WCI members in transition
Community Care speaks to county board
By Robert Cloud
While Waupaca County Industries (WCI) is closing its doors, Community Care is working to place its members.
WCI, which provided a sheltered workshop for disabled adults in Manawa since 1989, is set to close Friday, Dec. 29.
The county-run facility had a service contract with Community Care and chose not to continue that service because revenues no longer covered rising costs.
Nancy Leipzig, a regional program director with Community Care, spoke to Waupaca County supervisors Tuesday, Dec. 19.
“For our members who have been participants at WCI, this is a sad event,” Leipzig said. “We are definitely working to support members and families to help with whatever the transition is.”
WCI provided work and services, including transportation, to 72 adults.
Leipzig said Community Care has been meeting with providers in Waupaca, Amherst, Stevens Point, Clintonville, Shawano and Appleton to find work for the WCI members.
In the Amherst and Waupaca areas, Community Care is working with Cahoots Day Services, which has agreed to expand and provide transportation and programming for 13 WCI members.
Through a pre-vocational program run by Valley Packaging Inc., of Appleton, between 14 and 20 people will work at Sturm Foods in Manawa.
“Sturm will continue to have two production lines running on site with participants and rehab staff through Valley Packaging,” Leipzig said. “Once they get this up and running and get all the logistics and the transportation figured out, they are hoping to open a third line at Sturm Foods, as well as lines up in Clintonville at Creative Converting.”
Leipzig said Valley Packaging held a meeting with WCI participants who worked at Sturm, and most of them have signed on to work either four or five days a week.

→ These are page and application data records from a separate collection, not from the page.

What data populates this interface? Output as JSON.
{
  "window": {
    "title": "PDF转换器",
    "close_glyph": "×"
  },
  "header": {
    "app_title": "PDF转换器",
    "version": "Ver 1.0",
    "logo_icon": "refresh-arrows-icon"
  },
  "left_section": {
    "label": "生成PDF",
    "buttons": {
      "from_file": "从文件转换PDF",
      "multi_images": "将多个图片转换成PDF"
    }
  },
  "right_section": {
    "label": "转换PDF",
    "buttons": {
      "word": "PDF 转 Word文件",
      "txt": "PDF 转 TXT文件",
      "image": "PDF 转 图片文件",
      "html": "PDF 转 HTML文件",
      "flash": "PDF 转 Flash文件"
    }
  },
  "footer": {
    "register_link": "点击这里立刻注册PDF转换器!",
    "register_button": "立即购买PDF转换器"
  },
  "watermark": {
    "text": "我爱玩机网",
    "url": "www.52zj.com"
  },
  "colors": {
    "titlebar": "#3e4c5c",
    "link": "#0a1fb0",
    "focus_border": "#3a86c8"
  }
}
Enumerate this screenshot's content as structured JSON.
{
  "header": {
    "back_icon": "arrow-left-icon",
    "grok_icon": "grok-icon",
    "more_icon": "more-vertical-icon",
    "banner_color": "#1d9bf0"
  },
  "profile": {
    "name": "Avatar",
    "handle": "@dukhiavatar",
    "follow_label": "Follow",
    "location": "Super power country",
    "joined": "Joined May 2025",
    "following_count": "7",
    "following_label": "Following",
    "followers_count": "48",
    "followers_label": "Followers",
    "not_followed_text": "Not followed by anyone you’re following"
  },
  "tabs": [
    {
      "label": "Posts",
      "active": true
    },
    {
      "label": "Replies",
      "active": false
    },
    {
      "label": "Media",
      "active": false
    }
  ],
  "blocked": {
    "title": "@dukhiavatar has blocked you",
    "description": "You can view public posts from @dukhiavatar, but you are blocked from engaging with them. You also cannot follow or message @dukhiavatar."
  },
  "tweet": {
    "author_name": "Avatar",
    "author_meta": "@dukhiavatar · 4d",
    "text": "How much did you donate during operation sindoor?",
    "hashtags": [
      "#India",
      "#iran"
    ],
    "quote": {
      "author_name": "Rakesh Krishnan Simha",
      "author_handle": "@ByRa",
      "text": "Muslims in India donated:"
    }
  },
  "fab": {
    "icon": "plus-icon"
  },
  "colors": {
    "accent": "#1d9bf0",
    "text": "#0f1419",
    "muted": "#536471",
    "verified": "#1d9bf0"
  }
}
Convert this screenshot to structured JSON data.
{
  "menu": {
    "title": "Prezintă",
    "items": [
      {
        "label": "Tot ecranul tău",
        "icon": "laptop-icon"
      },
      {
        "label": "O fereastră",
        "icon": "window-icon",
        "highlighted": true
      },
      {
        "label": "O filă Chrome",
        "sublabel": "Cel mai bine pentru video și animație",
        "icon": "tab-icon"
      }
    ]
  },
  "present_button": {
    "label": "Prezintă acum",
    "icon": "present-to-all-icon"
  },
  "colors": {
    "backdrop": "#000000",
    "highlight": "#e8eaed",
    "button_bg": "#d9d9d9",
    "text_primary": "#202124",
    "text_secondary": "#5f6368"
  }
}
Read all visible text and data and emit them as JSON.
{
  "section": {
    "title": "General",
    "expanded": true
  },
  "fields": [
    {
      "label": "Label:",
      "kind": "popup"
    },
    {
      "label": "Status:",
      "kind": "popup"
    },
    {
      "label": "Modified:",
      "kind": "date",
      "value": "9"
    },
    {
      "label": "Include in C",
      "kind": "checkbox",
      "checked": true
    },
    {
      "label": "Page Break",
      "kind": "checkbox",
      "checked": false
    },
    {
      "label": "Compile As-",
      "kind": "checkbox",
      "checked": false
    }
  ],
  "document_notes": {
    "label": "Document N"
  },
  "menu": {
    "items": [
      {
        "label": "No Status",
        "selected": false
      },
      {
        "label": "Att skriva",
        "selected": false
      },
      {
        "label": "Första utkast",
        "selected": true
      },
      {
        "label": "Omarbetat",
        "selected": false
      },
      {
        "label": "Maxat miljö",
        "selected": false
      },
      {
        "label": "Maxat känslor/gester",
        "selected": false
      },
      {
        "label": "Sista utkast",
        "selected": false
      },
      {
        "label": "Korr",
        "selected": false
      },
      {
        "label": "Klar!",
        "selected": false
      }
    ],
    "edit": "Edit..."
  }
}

“Those individuals will be considered full-time employees of Valley Packaging and will be making at least minimum wage and up to $9.50 an hour,” she said.
DEN Services is a nonprofit group that helps disabled adults remain independent and live within their own communities. Seven WCI members will receive job coaching with DEN Services.
Leipzig said five members are ready to work within the community and will apply with the Wisconsin Department of Vocational Rehabilitation.
Valley Packaging may place some members in a sheltered workshop setting in Appleton, but transportation issues limit this opportunity to only those living in the New London area.
“I think for folks on the east side of the county, that will be doable. When we get to the center and west side of the county, that is probably going to be unlikely,” Leipzig said.
She said Community Care continues to meet with area employers to find places for the remaining members.
Of the 72 members, 11 are age 60 or older. Some of these members have decided to retire.
“We’ve charged our staff to go back to each one of our members and really talk about what are their outcomes and what are their goals and develop services that will help them meet those goals,” Leipzig said.
During a board meeting on Dec. 4, Supervisor Bob Flease of Mukwa raised concerns about how closing WCI would affect members and their families.
At the Dec. 19 meeting, Flease said he appreciated Community Care’s efforts to meet with parents, answer their questions and alleviate their concerns.
He also noted a mother had called him and asked if her son would lose his Social Security benefits once he started to work full time.
Leipzig replied that those working at Sturm Foods would be making minimum wage and should not lose their benefits.
“There will be some folks who, because they have a higher income, their Social Security benefit may decrease, but net, they still will make more money,” Leipzig said.
Supervisor Joyce Boyer of Waupaca asked if there would be a sheltered workshop in the city of Waupaca.
Leipzig responded that Community Care will not have a workshop but it is interested in developing community-based pre-vocational services, perhaps with Fox Valley Technical College.
“I know someone that probably wouldn’t do well in the community, at a business, and she is in Waupaca,” Boyer said. “What will happen if you can’t place this person somewhere?”
“The first thing we did was go through our roster of participants and identify who was at risk on Jan. 2. Who do we need to address immediately because they can’t be home alone,” Leipzig said. “If she was on our list of really high needs, if she’s a Community Care member, we’ll have a place for her to go.”
Chuck Price, director of the Waupaca County Department of Health and Human Services, told county supervisors two recently introduced state bills exemplify the national shift away from workshops and into community-based employment.
If enacted, the Employment First bill would require state agencies to set benchmarks and goals to increase hiring of people with disabilities.
The Partners with Business bill provides training to employers so they can train existing worker to support an employee with a disability.